Objective: To evaluate the cost-utility of catheterization-obligate treatment in preterm infants with pulmonary hypertension, as compared with empiric initiation of sildenafil based on echocardiographic findings alone. Study design: A Markov state transition model was constructed to simulate the clinical scenario of a preterm infant with echocardiographic evidence of pulmonary hypertension associated with bronchopulmonary dysplasia (BPD) and without congenital heart disease under consideration for the initiation of pulmonary vasodilator therapy via one of two modeled treatment strategies—empiric or catheterization-obligate. Transitional probabilities, costs and utilities were extracted from the literature. Forecast quality-adjusted life-years was the metric for strategy effectiveness. Sensitivity analyses for each variable were performed. A 1000-patient Monte Carlo microsimulation was used to test the durability of our findings. Results: The catheterization-obligate strategy resulted in an increased cost of $10 778 and 0.02 fewer quality-adjusted life-years compared with the empiric treatment strategy. Empiric treatment remained the more cost-effective paradigm across all scenarios modeled through one-way sensitivity analyses and the Monte Carlo microsimulation (cost-effective in 98% of cases). Conclusions: Empiric treatment with sildenafil in infants with pulmonary hypertension associated with BPD is a superior strategy with both decreased costs and increased effectiveness when compared with catheterization-obligate treatment.

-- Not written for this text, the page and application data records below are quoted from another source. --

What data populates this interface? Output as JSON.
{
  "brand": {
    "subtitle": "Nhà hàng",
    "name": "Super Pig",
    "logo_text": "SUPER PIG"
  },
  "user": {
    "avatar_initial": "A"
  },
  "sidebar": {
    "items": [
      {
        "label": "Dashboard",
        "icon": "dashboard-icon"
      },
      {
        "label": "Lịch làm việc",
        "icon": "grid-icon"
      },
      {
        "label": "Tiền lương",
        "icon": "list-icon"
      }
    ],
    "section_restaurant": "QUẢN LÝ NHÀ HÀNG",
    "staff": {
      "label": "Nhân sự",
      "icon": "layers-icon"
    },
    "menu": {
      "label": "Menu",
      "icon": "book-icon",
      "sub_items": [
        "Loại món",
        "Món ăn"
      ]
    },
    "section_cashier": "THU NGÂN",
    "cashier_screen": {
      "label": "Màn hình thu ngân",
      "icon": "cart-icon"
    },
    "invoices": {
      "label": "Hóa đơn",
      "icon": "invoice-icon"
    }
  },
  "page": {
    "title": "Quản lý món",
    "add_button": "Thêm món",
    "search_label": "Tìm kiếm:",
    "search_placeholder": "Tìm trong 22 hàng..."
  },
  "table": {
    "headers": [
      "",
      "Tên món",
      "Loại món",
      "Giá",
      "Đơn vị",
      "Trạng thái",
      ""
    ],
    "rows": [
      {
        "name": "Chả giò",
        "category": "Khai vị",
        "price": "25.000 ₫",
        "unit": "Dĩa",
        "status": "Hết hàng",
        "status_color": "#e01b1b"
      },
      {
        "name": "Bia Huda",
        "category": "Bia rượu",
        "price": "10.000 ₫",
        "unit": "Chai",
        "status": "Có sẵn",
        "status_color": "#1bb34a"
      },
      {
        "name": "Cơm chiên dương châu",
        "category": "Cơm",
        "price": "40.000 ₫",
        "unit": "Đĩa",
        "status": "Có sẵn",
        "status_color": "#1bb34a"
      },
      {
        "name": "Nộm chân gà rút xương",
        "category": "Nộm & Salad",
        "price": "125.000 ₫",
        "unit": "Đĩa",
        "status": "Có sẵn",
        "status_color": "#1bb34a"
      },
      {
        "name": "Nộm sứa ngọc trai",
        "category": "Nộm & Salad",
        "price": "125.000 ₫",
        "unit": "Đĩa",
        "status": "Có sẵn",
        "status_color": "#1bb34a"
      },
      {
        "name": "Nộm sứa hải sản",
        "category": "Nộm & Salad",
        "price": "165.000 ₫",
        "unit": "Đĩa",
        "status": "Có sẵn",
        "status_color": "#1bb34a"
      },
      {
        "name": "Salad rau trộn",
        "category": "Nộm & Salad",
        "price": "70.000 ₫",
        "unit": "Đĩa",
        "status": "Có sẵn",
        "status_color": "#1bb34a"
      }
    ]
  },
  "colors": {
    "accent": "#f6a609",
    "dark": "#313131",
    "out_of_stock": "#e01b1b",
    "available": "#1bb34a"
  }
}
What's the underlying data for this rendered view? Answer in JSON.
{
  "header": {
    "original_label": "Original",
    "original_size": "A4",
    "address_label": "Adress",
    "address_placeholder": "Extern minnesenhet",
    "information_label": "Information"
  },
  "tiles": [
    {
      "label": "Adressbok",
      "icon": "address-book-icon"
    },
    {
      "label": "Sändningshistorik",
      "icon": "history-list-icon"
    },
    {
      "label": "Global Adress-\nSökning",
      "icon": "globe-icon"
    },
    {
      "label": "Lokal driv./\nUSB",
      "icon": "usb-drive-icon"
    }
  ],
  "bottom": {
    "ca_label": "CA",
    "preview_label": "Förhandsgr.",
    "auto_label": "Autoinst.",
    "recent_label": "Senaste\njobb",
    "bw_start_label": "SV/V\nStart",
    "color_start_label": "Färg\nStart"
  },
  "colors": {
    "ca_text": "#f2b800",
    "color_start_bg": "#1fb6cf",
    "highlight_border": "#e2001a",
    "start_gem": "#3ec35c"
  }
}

These findings suggest that foregoing catheterization before the initiation of sildenafil is a reasonable strategy in preterm infants with uncomplicated pulmonary hypertension associated with BPD.
- cost effectiveness
- pulmonary hypertension
ASJC Scopus subject areas
- Pediatrics, Perinatology, and Child Health